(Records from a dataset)
■ ■ ■
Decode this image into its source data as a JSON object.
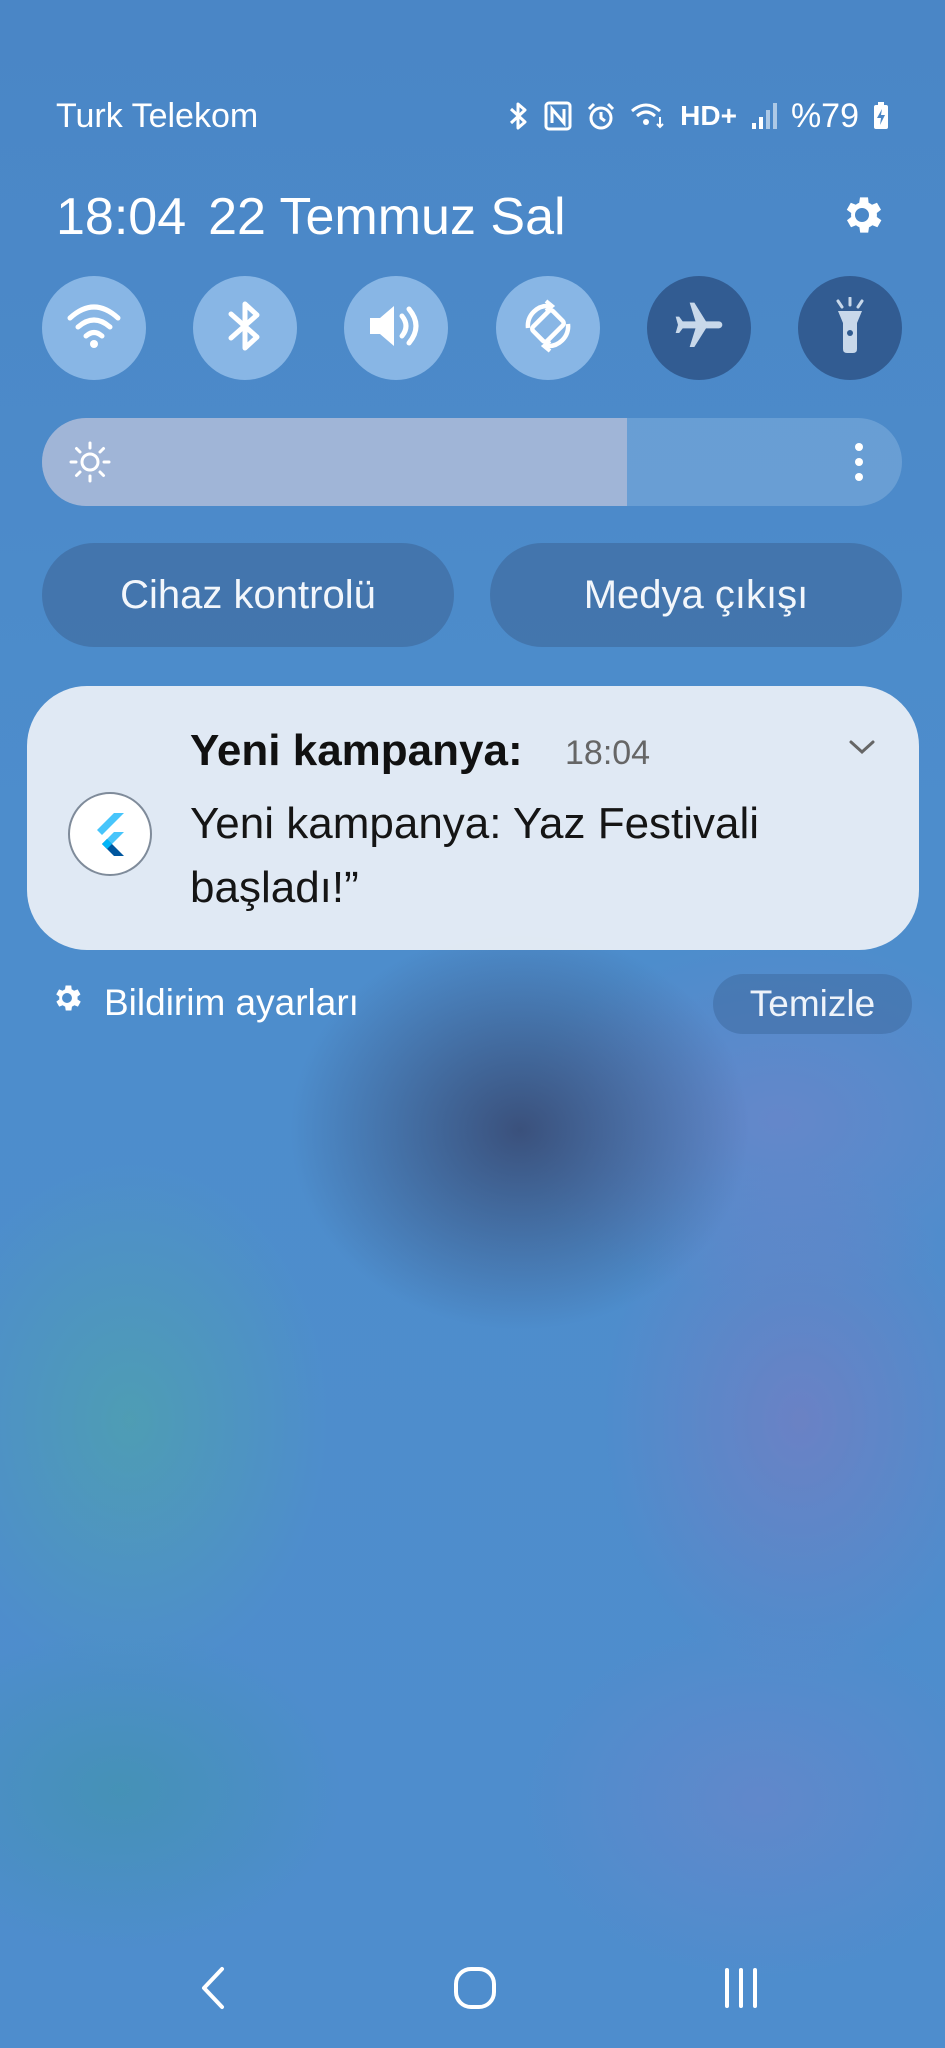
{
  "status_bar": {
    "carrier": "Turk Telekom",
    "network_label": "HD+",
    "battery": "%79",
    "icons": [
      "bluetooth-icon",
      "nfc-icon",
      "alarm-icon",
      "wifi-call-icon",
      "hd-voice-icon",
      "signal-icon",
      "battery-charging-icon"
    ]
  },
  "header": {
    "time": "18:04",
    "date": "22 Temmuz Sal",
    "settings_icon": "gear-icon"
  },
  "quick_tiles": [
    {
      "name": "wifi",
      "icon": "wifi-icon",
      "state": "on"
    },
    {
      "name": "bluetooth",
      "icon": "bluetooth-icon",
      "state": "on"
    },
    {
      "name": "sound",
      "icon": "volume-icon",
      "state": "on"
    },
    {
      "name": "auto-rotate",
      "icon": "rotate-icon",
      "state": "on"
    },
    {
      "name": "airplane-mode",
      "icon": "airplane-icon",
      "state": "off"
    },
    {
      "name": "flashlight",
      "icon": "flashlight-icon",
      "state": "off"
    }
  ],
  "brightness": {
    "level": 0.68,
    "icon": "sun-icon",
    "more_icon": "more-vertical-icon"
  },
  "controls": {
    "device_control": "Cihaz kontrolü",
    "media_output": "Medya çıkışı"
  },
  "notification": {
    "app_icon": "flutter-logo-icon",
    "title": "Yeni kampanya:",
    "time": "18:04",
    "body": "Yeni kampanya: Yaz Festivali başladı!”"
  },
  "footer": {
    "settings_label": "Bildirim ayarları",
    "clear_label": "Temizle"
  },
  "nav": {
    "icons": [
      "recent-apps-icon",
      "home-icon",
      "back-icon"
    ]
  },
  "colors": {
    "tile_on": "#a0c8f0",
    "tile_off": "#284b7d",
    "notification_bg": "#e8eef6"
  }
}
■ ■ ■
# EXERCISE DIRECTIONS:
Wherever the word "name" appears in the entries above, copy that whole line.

# OUTPUT:
      "name": "wifi",
      "name": "bluetooth",
      "name": "sound",
      "name": "auto-rotate",
      "name": "airplane-mode",
      "name": "flashlight",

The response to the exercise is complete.